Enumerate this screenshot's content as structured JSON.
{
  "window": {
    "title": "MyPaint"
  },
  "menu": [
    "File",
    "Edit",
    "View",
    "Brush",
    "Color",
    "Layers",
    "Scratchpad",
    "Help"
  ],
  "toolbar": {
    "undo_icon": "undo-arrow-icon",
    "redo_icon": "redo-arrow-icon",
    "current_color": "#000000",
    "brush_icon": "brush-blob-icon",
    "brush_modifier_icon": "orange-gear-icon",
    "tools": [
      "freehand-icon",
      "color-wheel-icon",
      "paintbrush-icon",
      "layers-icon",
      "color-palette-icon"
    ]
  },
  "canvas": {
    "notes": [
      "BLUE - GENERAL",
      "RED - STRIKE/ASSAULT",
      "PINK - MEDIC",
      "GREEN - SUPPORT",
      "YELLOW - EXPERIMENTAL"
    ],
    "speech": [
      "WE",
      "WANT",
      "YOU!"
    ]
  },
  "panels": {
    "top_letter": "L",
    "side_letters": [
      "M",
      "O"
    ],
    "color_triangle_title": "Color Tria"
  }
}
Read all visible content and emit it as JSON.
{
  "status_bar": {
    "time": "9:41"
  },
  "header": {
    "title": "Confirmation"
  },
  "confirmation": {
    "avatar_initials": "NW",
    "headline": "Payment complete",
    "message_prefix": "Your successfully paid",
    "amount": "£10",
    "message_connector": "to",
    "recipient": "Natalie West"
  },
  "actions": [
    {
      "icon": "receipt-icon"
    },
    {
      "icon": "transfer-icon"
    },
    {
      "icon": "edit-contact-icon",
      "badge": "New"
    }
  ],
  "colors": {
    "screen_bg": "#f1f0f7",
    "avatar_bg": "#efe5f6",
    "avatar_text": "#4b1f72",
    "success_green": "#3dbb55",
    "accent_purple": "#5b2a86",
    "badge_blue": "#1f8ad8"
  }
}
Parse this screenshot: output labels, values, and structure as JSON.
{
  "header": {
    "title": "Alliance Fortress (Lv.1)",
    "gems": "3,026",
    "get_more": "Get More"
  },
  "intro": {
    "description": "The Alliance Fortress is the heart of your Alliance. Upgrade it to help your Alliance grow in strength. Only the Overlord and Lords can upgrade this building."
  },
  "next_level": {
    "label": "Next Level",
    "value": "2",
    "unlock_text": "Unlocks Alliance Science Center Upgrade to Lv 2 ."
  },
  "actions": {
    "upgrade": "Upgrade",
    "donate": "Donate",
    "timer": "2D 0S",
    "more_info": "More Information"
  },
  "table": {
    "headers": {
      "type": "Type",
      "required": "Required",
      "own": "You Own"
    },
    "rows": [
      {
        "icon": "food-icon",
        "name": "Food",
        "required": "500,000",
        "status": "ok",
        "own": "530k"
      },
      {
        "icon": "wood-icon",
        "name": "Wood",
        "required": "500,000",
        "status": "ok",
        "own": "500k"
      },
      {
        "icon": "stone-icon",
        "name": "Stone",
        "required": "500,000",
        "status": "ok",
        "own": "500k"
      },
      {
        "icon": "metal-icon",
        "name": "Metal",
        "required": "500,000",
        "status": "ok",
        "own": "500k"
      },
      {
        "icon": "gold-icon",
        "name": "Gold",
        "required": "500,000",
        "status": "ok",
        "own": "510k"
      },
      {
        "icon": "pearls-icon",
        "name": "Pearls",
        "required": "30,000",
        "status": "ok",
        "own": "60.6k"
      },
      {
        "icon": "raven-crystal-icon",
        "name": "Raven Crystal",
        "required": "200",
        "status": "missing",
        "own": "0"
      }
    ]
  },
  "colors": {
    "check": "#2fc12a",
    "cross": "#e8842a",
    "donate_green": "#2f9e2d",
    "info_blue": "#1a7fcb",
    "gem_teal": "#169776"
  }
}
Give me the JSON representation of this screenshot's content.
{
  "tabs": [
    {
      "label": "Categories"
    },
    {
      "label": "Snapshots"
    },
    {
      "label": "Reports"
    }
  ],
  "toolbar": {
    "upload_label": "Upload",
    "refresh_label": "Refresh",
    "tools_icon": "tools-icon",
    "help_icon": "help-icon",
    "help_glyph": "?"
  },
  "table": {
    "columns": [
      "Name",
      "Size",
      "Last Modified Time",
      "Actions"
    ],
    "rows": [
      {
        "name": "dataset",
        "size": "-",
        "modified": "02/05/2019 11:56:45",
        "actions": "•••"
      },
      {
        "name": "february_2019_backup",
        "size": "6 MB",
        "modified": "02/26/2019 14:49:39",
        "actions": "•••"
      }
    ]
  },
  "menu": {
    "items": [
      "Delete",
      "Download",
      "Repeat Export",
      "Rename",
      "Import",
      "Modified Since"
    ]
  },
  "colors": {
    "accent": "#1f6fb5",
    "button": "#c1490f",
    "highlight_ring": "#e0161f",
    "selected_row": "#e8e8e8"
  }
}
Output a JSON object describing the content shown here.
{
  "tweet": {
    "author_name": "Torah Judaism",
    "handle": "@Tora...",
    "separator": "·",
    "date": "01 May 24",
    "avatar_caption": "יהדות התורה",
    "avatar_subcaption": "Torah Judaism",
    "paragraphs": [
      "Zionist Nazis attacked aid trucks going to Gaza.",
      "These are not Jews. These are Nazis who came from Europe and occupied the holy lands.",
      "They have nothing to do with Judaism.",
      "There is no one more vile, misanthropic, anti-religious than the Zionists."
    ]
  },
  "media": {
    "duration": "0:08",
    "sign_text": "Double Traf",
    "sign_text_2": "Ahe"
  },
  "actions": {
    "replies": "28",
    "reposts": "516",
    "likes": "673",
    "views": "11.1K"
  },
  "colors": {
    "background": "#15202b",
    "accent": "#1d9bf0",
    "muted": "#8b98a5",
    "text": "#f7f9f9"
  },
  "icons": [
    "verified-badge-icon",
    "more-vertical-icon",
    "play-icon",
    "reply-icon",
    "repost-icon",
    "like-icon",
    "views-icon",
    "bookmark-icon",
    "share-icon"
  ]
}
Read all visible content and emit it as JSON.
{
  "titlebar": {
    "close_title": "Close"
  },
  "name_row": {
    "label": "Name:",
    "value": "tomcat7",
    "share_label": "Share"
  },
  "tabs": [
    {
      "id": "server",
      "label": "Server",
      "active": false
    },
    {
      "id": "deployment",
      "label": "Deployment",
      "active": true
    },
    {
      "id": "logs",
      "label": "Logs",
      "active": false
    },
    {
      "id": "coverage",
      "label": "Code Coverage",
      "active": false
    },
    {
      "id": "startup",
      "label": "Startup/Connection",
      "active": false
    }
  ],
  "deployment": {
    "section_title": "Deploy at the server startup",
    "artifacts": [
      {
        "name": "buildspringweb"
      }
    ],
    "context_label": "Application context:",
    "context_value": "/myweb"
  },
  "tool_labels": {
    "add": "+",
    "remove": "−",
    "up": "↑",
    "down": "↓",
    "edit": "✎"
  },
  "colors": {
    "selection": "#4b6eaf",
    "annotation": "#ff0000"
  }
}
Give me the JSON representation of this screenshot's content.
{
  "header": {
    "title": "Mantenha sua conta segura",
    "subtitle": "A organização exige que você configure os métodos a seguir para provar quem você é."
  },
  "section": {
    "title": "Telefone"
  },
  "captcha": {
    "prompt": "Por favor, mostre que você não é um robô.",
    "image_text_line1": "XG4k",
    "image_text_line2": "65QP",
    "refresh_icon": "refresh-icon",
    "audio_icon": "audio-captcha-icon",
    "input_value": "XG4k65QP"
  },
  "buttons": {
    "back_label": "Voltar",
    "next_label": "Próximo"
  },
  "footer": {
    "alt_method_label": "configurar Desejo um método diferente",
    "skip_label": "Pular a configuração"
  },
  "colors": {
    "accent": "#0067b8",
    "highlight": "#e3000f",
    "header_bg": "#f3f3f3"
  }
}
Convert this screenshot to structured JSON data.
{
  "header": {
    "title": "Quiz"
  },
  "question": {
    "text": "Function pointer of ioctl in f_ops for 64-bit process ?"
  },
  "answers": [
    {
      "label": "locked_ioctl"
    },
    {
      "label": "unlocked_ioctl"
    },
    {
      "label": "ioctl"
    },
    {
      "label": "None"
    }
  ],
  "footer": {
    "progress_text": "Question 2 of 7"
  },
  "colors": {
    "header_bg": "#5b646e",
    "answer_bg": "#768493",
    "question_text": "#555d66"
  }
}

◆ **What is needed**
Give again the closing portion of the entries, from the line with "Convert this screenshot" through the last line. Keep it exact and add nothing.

◆ **Exercise solution**
Convert this screenshot to structured JSON data.
{
  "header": {
    "title": "Quiz"
  },
  "question": {
    "text": "Function pointer of ioctl in f_ops for 64-bit process ?"
  },
  "answers": [
    {
      "label": "locked_ioctl"
    },
    {
      "label": "unlocked_ioctl"
    },
    {
      "label": "ioctl"
    },
    {
      "label": "None"
    }
  ],
  "footer": {
    "progress_text": "Question 2 of 7"
  },
  "colors": {
    "header_bg": "#5b646e",
    "answer_bg": "#768493",
    "question_text": "#555d66"
  }
}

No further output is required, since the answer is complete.